# WHAT YOU SHOULD DO:
If a line holds the word "双擎共振", copy it from the entries.
#####
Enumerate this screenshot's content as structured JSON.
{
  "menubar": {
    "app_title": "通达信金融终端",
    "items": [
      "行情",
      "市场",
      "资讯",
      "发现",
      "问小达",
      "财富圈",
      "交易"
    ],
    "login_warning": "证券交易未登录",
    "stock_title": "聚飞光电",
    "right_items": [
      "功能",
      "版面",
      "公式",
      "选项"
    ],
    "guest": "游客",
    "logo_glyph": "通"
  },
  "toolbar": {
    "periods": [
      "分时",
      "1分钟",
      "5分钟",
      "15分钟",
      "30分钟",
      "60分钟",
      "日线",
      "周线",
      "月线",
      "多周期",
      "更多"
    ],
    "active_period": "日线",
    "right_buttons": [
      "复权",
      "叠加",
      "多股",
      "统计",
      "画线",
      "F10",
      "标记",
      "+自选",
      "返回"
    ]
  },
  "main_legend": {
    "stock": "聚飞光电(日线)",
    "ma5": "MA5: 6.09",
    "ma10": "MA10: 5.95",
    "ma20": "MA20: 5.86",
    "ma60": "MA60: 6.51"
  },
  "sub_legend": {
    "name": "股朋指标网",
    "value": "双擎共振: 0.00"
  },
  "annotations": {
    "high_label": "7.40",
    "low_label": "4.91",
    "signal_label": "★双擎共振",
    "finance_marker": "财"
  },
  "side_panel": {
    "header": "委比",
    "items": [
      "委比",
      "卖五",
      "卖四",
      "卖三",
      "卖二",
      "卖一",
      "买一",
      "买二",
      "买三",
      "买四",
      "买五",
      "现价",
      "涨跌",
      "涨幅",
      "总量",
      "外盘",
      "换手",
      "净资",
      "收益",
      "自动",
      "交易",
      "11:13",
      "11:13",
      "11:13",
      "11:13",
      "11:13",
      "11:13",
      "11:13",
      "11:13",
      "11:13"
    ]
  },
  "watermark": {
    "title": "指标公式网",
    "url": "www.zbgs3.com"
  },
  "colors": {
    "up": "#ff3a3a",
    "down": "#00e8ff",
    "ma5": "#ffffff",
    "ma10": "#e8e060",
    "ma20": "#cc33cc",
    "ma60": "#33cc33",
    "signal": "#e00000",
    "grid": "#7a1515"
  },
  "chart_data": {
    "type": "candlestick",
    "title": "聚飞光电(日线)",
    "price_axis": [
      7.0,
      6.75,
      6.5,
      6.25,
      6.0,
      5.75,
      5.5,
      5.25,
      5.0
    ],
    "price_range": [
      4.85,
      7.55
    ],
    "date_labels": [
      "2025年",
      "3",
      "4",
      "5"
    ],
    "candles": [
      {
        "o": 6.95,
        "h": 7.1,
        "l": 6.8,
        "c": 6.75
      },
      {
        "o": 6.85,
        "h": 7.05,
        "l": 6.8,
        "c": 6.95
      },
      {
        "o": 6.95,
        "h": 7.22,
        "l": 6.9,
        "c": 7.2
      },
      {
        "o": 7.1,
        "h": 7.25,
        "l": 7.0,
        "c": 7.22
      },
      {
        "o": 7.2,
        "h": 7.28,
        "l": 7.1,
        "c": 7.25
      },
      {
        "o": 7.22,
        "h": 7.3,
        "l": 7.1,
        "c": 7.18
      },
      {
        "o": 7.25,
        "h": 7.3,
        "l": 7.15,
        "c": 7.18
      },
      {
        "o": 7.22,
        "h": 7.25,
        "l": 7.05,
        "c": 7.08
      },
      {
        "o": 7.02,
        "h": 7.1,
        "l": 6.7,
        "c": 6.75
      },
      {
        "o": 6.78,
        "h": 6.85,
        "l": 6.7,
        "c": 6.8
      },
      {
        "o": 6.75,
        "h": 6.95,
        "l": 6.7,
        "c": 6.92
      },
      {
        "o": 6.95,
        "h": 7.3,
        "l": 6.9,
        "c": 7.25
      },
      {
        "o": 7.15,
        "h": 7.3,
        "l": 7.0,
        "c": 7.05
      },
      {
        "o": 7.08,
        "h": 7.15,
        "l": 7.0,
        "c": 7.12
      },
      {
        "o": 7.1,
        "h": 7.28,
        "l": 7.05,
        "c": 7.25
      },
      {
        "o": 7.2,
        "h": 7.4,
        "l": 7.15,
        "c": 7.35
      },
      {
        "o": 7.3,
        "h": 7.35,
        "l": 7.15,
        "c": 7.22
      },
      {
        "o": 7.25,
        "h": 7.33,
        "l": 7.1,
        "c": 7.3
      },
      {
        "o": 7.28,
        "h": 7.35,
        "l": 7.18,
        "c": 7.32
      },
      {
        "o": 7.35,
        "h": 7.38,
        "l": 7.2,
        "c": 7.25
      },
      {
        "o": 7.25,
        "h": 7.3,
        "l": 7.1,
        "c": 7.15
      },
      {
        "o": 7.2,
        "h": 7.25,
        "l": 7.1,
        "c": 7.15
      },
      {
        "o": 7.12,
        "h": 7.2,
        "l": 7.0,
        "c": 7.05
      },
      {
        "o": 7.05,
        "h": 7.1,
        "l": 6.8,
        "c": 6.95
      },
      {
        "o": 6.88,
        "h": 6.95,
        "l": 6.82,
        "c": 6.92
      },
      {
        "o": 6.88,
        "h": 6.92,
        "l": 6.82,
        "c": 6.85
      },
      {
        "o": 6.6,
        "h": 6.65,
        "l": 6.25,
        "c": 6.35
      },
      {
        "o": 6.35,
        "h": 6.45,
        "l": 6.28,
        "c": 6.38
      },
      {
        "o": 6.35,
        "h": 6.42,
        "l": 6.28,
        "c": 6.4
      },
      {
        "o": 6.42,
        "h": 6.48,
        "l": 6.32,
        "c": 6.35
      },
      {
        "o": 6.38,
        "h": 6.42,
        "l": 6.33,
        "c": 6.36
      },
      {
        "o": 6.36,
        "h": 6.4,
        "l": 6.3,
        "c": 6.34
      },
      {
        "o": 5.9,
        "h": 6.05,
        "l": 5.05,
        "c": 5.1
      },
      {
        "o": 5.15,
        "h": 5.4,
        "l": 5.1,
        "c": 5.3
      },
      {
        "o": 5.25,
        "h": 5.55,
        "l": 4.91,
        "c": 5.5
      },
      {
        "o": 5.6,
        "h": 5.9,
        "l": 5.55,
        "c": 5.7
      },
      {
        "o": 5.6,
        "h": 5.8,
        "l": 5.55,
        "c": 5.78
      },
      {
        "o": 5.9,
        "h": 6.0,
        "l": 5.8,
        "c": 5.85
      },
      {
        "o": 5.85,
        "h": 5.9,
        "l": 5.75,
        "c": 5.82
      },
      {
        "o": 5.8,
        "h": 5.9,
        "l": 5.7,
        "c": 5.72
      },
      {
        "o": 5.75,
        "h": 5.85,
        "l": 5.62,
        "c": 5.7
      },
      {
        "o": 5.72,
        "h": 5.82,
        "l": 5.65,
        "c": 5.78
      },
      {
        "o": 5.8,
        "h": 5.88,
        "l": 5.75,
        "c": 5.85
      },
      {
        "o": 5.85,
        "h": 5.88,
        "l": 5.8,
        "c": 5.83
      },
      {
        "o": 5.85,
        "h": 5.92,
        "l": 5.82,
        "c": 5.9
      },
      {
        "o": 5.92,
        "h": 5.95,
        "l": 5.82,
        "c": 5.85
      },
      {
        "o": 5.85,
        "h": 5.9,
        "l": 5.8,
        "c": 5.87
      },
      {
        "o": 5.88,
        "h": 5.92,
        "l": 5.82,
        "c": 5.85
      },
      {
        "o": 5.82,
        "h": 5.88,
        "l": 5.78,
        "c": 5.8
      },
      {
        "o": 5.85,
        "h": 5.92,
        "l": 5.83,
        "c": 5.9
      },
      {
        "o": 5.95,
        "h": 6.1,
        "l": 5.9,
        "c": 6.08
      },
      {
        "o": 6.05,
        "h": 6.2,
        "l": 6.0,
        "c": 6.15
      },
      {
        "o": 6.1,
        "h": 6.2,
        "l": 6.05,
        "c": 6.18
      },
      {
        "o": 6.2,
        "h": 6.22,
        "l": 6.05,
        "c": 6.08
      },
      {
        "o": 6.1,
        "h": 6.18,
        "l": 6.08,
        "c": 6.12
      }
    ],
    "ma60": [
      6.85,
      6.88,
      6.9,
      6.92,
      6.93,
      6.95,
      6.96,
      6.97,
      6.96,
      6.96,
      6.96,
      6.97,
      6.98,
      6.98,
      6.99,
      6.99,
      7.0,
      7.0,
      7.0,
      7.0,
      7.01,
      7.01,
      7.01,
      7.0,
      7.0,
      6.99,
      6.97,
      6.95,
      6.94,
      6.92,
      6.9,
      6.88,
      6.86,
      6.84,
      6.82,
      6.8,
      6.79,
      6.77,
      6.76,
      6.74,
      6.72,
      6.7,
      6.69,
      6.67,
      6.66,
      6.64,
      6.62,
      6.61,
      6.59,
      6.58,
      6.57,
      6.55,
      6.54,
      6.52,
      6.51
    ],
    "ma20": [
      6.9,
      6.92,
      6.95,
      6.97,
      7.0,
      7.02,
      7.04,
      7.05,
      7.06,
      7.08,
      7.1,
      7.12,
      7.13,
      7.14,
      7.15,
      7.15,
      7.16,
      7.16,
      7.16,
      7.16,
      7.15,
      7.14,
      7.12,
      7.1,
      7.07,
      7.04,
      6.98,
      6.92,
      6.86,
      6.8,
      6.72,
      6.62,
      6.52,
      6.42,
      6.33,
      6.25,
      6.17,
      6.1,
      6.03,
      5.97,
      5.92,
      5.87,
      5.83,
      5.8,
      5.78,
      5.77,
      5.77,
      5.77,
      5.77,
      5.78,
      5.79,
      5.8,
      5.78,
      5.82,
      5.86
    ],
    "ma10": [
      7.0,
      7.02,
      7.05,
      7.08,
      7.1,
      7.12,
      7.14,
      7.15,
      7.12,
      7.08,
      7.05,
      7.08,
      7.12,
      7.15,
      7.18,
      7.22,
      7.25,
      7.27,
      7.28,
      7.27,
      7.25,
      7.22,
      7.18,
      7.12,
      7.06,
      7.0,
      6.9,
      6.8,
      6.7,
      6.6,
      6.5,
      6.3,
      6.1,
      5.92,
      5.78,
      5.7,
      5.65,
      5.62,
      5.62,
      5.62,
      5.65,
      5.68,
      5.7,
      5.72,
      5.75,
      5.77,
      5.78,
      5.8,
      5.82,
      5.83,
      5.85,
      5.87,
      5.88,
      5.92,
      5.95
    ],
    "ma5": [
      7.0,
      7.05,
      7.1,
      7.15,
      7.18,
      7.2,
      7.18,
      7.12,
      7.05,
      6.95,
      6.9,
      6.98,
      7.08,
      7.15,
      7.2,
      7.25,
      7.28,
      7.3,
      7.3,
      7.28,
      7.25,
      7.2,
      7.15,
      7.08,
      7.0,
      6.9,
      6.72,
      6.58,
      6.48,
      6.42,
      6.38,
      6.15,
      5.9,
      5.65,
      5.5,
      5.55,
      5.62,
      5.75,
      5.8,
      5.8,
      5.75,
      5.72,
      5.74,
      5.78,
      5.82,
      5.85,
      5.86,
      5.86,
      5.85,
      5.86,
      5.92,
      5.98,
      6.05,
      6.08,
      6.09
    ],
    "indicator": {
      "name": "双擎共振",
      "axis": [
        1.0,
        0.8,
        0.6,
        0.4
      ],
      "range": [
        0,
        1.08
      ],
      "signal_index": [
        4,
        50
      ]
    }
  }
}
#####
# OUTPUT FOR THIS TASK:
    "value": "双擎共振: 0.00"
    "signal_label": "★双擎共振",
      "name": "双擎共振",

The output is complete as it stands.